Top of Input records

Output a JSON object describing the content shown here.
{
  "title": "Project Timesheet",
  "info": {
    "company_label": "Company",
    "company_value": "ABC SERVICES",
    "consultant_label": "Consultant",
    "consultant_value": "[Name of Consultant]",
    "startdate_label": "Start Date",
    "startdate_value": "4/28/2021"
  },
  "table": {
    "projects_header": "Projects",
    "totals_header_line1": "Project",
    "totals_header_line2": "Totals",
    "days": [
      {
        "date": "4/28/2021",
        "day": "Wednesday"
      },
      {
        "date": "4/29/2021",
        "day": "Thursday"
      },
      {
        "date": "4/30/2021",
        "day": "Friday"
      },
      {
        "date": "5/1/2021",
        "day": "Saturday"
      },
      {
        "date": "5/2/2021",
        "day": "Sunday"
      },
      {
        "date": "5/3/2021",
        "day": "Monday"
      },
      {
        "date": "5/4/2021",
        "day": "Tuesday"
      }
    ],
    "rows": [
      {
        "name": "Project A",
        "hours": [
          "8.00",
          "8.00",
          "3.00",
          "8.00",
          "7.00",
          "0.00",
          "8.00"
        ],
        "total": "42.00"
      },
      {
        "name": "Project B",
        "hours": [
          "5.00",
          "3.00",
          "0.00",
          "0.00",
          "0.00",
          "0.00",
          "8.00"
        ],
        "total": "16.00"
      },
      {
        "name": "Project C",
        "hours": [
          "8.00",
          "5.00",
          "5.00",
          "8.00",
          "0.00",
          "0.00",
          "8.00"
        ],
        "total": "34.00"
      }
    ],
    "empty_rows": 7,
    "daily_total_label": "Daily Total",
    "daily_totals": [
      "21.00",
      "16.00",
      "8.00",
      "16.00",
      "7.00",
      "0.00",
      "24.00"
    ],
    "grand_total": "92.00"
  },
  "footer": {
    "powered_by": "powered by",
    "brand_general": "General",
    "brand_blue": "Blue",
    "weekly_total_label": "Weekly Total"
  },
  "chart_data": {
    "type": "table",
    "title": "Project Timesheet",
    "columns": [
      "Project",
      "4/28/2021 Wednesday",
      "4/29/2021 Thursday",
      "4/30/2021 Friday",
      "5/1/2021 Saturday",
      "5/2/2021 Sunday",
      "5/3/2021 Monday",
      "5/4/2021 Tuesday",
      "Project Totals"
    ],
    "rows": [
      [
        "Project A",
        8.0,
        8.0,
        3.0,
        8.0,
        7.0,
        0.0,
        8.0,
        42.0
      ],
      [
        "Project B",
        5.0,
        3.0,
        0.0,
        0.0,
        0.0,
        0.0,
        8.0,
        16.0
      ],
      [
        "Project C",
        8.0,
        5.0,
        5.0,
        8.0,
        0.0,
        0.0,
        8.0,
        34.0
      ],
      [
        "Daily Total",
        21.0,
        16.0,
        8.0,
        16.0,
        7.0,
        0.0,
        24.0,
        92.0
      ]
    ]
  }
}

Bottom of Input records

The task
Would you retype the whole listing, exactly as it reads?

Answer below
Output a JSON object describing the content shown here.
{
  "title": "Project Timesheet",
  "info": {
    "company_label": "Company",
    "company_value": "ABC SERVICES",
    "consultant_label": "Consultant",
    "consultant_value": "[Name of Consultant]",
    "startdate_label": "Start Date",
    "startdate_value": "4/28/2021"
  },
  "table": {
    "projects_header": "Projects",
    "totals_header_line1": "Project",
    "totals_header_line2": "Totals",
    "days": [
      {
        "date": "4/28/2021",
        "day": "Wednesday"
      },
      {
        "date": "4/29/2021",
        "day": "Thursday"
      },
      {
        "date": "4/30/2021",
        "day": "Friday"
      },
      {
        "date": "5/1/2021",
        "day": "Saturday"
      },
      {
        "date": "5/2/2021",
        "day": "Sunday"
      },
      {
        "date": "5/3/2021",
        "day": "Monday"
      },
      {
        "date": "5/4/2021",
        "day": "Tuesday"
      }
    ],
    "rows": [
      {
        "name": "Project A",
        "hours": [
          "8.00",
          "8.00",
          "3.00",
          "8.00",
          "7.00",
          "0.00",
          "8.00"
        ],
        "total": "42.00"
      },
      {
        "name": "Project B",
        "hours": [
          "5.00",
          "3.00",
          "0.00",
          "0.00",
          "0.00",
          "0.00",
          "8.00"
        ],
        "total": "16.00"
      },
      {
        "name": "Project C",
        "hours": [
          "8.00",
          "5.00",
          "5.00",
          "8.00",
          "0.00",
          "0.00",
          "8.00"
        ],
        "total": "34.00"
      }
    ],
    "empty_rows": 7,
    "daily_total_label": "Daily Total",
    "daily_totals": [
      "21.00",
      "16.00",
      "8.00",
      "16.00",
      "7.00",
      "0.00",
      "24.00"
    ],
    "grand_total": "92.00"
  },
  "footer": {
    "powered_by": "powered by",
    "brand_general": "General",
    "brand_blue": "Blue",
    "weekly_total_label": "Weekly Total"
  },
  "chart_data": {
    "type": "table",
    "title": "Project Timesheet",
    "columns": [
      "Project",
      "4/28/2021 Wednesday",
      "4/29/2021 Thursday",
      "4/30/2021 Friday",
      "5/1/2021 Saturday",
      "5/2/2021 Sunday",
      "5/3/2021 Monday",
      "5/4/2021 Tuesday",
      "Project Totals"
    ],
    "rows": [
      [
        "Project A",
        8.0,
        8.0,
        3.0,
        8.0,
        7.0,
        0.0,
        8.0,
        42.0
      ],
      [
        "Project B",
        5.0,
        3.0,
        0.0,
        0.0,
        0.0,
        0.0,
        8.0,
        16.0
      ],
      [
        "Project C",
        8.0,
        5.0,
        5.0,
        8.0,
        0.0,
        0.0,
        8.0,
        34.0
      ],
      [
        "Daily Total",
        21.0,
        16.0,
        8.0,
        16.0,
        7.0,
        0.0,
        24.0,
        92.0
      ]
    ]
  }
}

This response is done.